AP Photo/J. Scott Applewhite

Did you have Tuesday-Thursday classes in college? I hated Tuesday-Thursday classes. Tuesday-Thursday classes, in my experience, were almost certain to combine the agony of classes that were 50 percent longer than Monday-Wednesday-Friday classes, with the most boring professors on campus. It’s almost as if the provost would look at a professor and say, “Well, you look like a drab, uninteresting, colorless drone. Let’s schedule you for Tuesday-Thursday classes.”

If you have similar memories and a well-functioning imagination, imagine your worst nightmare of a Tuesday-Thursday college class made two thirds longer – a soul-destroying two and a half hours. Create that picture in your mind, complete with your recollection of the fact that when you and I were in college, we did not have the ready diversions of smartphones, tablets and laptop computers. In a crushingly dull class, we had to just sit there and take it.

Now, imagine that that classroom of yours is brimming with TV cameras ready to catch you daydreaming or dozing off.

Imagine those days of endless Tuesday-Thursday class lectures writ large and then put on TV for the consumption of those wishing to catch you in an unguarded moment (of severe ennui) – and you can somewhat imagine what it had to be like in the Senate chamber Wednesday when Adam Schiff gave the House’s opening statement in the Donald Trump impeachment trial.

Since the Democrats have no case – as anyone with a functioning brain stem can see and as is being made clear by their non-stop whining about the need for witnesses that they, themselves could have called but didn’t – it then becomes possible to believe that the Democrats are hoping that Senate Republicans, desperate to be relieved of mind-melting boredom, will vote to remove President Trump from office just to make it stop.

If you watched this farce – which is to say if you either don’t have a job or are obligated as a hazard of your job to suffer such codswallop – you saw a somewhat unstable man in the form of Representative Adam Schiff taking up the time of the World’s Greatest Deliberative Body.

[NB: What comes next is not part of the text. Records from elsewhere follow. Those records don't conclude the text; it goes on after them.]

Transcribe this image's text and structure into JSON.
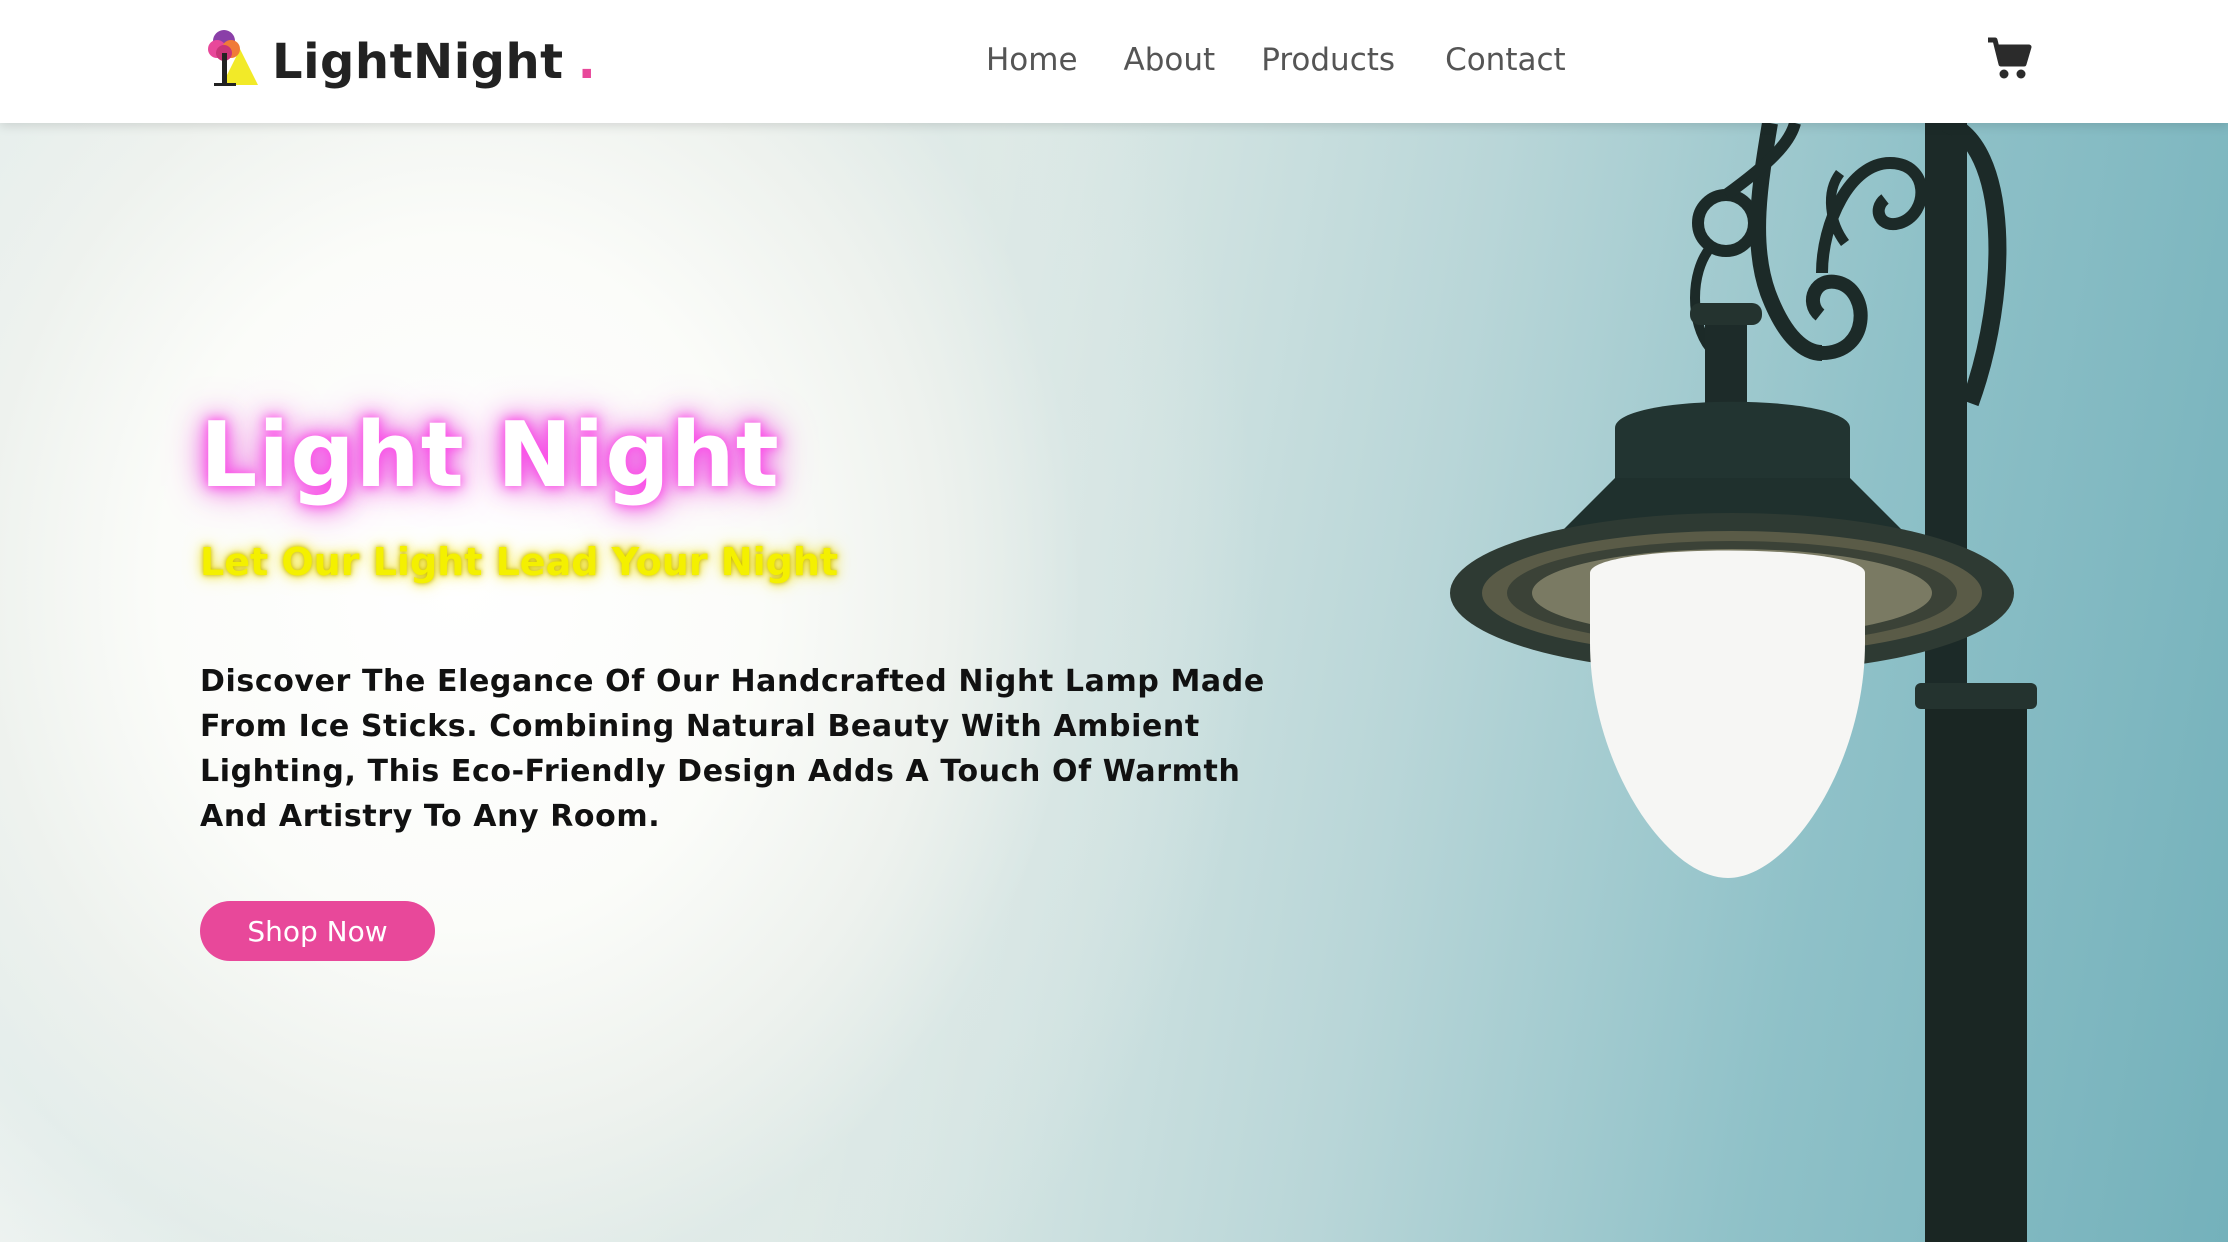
{
  "header": {
    "brand_name": "LightNight",
    "brand_dot": ".",
    "nav": [
      "Home",
      "About",
      "Products",
      "Contact"
    ]
  },
  "hero": {
    "title": "Light Night",
    "subtitle": "Let Our Light Lead Your Night",
    "description": "Discover The Elegance Of Our Handcrafted Night Lamp Made From Ice Sticks. Combining Natural Beauty With Ambient Lighting, This Eco-Friendly Design Adds A Touch Of Warmth And Artistry To Any Room.",
    "cta_label": "Shop Now"
  },
  "icons": {
    "logo": "tree-lamp-logo-icon",
    "cart": "cart-icon"
  },
  "colors": {
    "accent": "#e8489a",
    "brand_dot": "#e8489a",
    "subtitle": "#f4f000",
    "title_glow": "#f04ae6"
  }
}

You saw him repeating the same vacuous, focus-tested, CNN-ready soundbite statements ad nauseum.

It wasn’t just dull, it was cosmically dull. There wasn’t a hint of drama. There was nothing compelling. Certainly, there was nothing that would convince an impartial observer to remove a sitting president from office and overturn a duly constituted national election.

For three years now, starting with the Mueller Russian “collusion” investigation, Adam Schiff has been over-promising and under-delivering. Senate Minority Leader Chuck Schumer’s – and the media’s – pro-forma gushing analyses notwithstanding, Schiff made a fool of himself Wednesday. He disgraced the House of Representatives and he disgraced the Constitution. His impeachment trial opening statement will go down as one of the worst, most pointless episodes on the floor of the Senate in that body’s 231-year history.

Is it any wonder, then, that as impeachment drags on, President Trump’s poll numbers only get stronger?